After all, that's why questions get tags and answers don't. Tags are meant to enable people to find lists of questions on a particular topic - either because they're looking for something which they can answer, or because they have a question about that topic themselves and want to know if it's already been asked. If people want to find answers, they can do so using the
is:a search function, and include tags in that search if desired.
Questions shouldn't be retagged according to the kind of answers they've received. The question should be able to stand alone as a valid question about a given subject even without looking at the answers. Related discussion: Should we retag story ID questions with the story name?
... but the question may specify a particular kind of desired answer.
It's perfectly acceptable for an OP to specify in their question that they're looking for answers of a particular type and won't accept any other kind of answer. "
Please only give answers based on X" is a perfectly valid part of a question. I can't think of any examples of "types of answer" which are already associated with particular tags on this site, but if such a case comes up, then it might well be reasonable to tag the question according to the type of answer it's seeking.
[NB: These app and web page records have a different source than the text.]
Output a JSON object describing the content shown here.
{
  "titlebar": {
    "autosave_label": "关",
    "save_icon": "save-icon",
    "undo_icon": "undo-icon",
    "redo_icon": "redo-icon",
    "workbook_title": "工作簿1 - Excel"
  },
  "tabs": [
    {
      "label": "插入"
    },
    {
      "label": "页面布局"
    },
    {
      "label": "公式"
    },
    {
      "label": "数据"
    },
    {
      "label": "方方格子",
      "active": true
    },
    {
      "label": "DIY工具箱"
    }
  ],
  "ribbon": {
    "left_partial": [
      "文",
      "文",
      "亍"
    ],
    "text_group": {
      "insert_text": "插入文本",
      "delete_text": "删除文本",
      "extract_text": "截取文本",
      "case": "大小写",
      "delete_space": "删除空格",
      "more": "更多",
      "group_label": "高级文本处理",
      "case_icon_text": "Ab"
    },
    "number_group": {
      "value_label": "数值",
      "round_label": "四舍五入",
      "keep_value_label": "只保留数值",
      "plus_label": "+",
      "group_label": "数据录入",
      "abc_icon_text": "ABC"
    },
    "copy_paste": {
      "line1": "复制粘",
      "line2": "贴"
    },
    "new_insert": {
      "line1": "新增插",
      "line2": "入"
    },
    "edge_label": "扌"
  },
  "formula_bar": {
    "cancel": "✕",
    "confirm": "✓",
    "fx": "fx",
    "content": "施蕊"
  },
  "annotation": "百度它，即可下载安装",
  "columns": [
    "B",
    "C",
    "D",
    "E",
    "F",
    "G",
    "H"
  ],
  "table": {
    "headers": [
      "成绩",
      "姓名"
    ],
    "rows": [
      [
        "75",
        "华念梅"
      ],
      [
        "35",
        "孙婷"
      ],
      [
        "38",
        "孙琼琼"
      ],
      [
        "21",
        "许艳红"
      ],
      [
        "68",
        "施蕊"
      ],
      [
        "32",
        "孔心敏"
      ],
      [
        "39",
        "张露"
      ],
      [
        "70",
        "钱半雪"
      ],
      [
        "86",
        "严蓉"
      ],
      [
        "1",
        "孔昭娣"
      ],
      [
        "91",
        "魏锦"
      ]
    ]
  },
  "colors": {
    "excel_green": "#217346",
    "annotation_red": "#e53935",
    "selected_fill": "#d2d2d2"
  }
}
(An example of this on the sister site SFF is the star-wars-legends tag, which can be used on a question to indicate that Legends sources are acceptable in answers; without this tag, it is assumed that only canon sources are acceptable. When the OP isn't experienced enough with the site to know about this tagging practice, other users will often ask in the comments "are Legends sources acceptable?" and then edit in the tag if the OP says yes.)
Of course, such requirements are 100% the OP's prerogative. Nobody else should have the right to say "this question should accept answers of type X as well as type Y", and edits which change the OP's intent, including if they do so by changing the tags, should be rolled back.